Re: trampolines

Stefan Monnier (monnier+/news/lists/linux/kernel@TEQUILA.SYSTEMSZ.CS.YALE.EDU)
15 Apr 1997 20:05:03 -0400

Matei Conovici <> writes:
> What are they exactly used for (and possibly why)?

It doesn't have much to do with linux-kernel, but here it goes:

say you have the following code:

some_fun (List vals)
int limit = 2;
Bool my_filter (int val) { return val > limit; }

filter_out(vals, my_filter);

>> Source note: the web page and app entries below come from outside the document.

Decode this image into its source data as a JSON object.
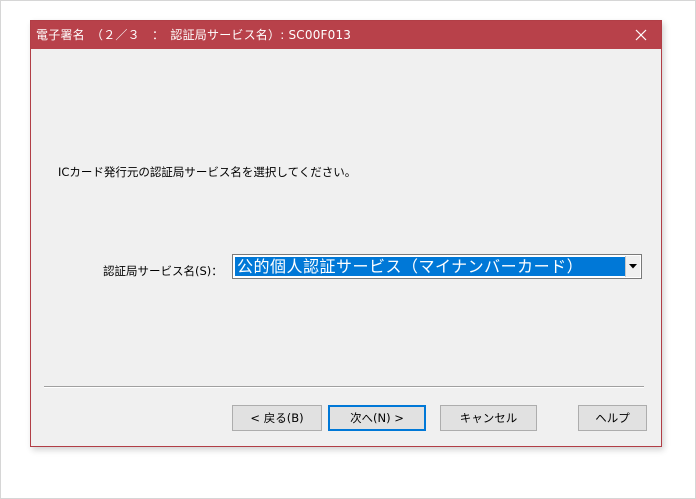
{
  "window": {
    "title": "電子署名　（２／３　：　認証局サービス名）: SC00F013",
    "close_icon": "close-icon",
    "titlebar_color": "#b8414a"
  },
  "main": {
    "instruction": "ICカード発行元の認証局サービス名を選択してください。",
    "service_label": "認証局サービス名(S)：",
    "service_select": {
      "selected": "公的個人認証サービス（マイナンバーカード）",
      "arrow_icon": "chevron-down-icon"
    }
  },
  "buttons": {
    "back": "< 戻る(B)",
    "next": "次へ(N) >",
    "cancel": "キャンセル",
    "help": "ヘルプ"
  },
  "colors": {
    "selection": "#0078d7",
    "dialog_bg": "#f0f0f0"
  }
}
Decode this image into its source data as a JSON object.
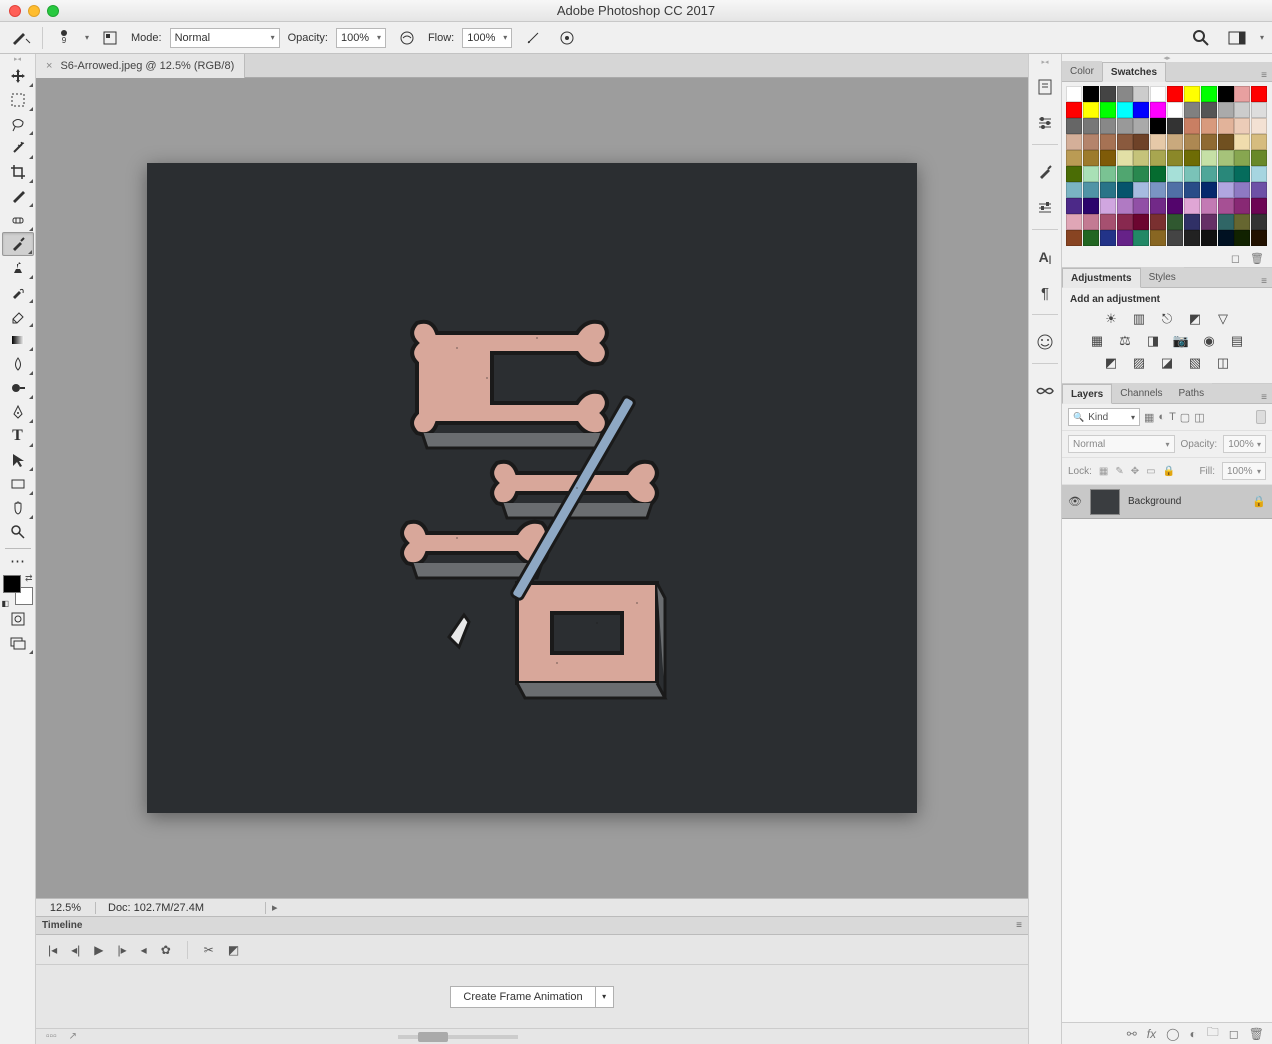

the function my_filter refers to "limit" which is not a global value, but
rather ta value that will sit on the stack (and maybe multiple times, maybe
filter_out will even call recursively some_fun, who knows), so my_filter cannot
just be a "pointer to code" but needs to encode two things: the code and the
location of the "limit" variable it refers to. This is called a closure in
usual parlance. Now C doesn't expect function-pointers to be such "complex"
datastructure, so in order for filter_out to be able to call that closure as if
it really were just a pointer-to-code, gcc creates (by copying from a template)
a piece of code which wraps the my_filter closure so that when this piece of
code is called from filter_out, it will call my_filter and pass it the location
of the "limit" variable. This piece of code has to be created at run time
and the memory space for it will naturally be allocated on the stack.

There are alternative ways to deal with this problem, but none of them are
clearly superior (and this one isn't any more clearly superior to the others).

I'd (personally) prefer to have functgion-pointers be actually represented by a
structure containing the address of the code and the address of the
corresponding environment (in which "limit" will be found) and I believe that
the PowerPC standard API uses such a scheme, but it's a pain to change such a
thing (just like changing the size of "long" tends to break many things)